> WORK ORDER: Would you repeat each of the lines below exactly?

> TASK INPUT:
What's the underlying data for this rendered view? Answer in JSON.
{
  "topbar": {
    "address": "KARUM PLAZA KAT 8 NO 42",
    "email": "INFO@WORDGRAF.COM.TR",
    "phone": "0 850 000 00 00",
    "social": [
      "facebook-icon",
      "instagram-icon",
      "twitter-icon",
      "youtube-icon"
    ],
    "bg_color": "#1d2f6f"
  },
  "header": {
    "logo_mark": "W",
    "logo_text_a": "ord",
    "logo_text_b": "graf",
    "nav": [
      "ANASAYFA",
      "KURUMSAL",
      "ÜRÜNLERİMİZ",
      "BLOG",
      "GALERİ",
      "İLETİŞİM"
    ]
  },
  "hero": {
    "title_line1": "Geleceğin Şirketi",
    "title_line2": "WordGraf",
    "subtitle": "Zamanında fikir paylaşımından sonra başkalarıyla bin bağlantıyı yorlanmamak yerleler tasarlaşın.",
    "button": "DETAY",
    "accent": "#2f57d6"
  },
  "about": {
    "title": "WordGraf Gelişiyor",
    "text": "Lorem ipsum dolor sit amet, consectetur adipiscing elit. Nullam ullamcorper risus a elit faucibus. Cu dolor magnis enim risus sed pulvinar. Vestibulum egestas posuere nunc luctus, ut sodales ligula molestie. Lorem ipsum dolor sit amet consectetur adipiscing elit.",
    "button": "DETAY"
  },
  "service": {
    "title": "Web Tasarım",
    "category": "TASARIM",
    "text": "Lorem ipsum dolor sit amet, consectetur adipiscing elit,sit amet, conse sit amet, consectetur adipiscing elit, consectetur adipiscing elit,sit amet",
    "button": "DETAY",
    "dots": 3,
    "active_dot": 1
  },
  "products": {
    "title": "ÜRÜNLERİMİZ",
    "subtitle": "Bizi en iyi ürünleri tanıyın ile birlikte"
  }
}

> RESULT FOR THIS EXERCISE:
What's the underlying data for this rendered view? Answer in JSON.
{
  "topbar": {
    "address": "KARUM PLAZA KAT 8 NO 42",
    "email": "INFO@WORDGRAF.COM.TR",
    "phone": "0 850 000 00 00",
    "social": [
      "facebook-icon",
      "instagram-icon",
      "twitter-icon",
      "youtube-icon"
    ],
    "bg_color": "#1d2f6f"
  },
  "header": {
    "logo_mark": "W",
    "logo_text_a": "ord",
    "logo_text_b": "graf",
    "nav": [
      "ANASAYFA",
      "KURUMSAL",
      "ÜRÜNLERİMİZ",
      "BLOG",
      "GALERİ",
      "İLETİŞİM"
    ]
  },
  "hero": {
    "title_line1": "Geleceğin Şirketi",
    "title_line2": "WordGraf",
    "subtitle": "Zamanında fikir paylaşımından sonra başkalarıyla bin bağlantıyı yorlanmamak yerleler tasarlaşın.",
    "button": "DETAY",
    "accent": "#2f57d6"
  },
  "about": {
    "title": "WordGraf Gelişiyor",
    "text": "Lorem ipsum dolor sit amet, consectetur adipiscing elit. Nullam ullamcorper risus a elit faucibus. Cu dolor magnis enim risus sed pulvinar. Vestibulum egestas posuere nunc luctus, ut sodales ligula molestie. Lorem ipsum dolor sit amet consectetur adipiscing elit.",
    "button": "DETAY"
  },
  "service": {
    "title": "Web Tasarım",
    "category": "TASARIM",
    "text": "Lorem ipsum dolor sit amet, consectetur adipiscing elit,sit amet, conse sit amet, consectetur adipiscing elit, consectetur adipiscing elit,sit amet",
    "button": "DETAY",
    "dots": 3,
    "active_dot": 1
  },
  "products": {
    "title": "ÜRÜNLERİMİZ",
    "subtitle": "Bizi en iyi ürünleri tanıyın ile birlikte"
  }
}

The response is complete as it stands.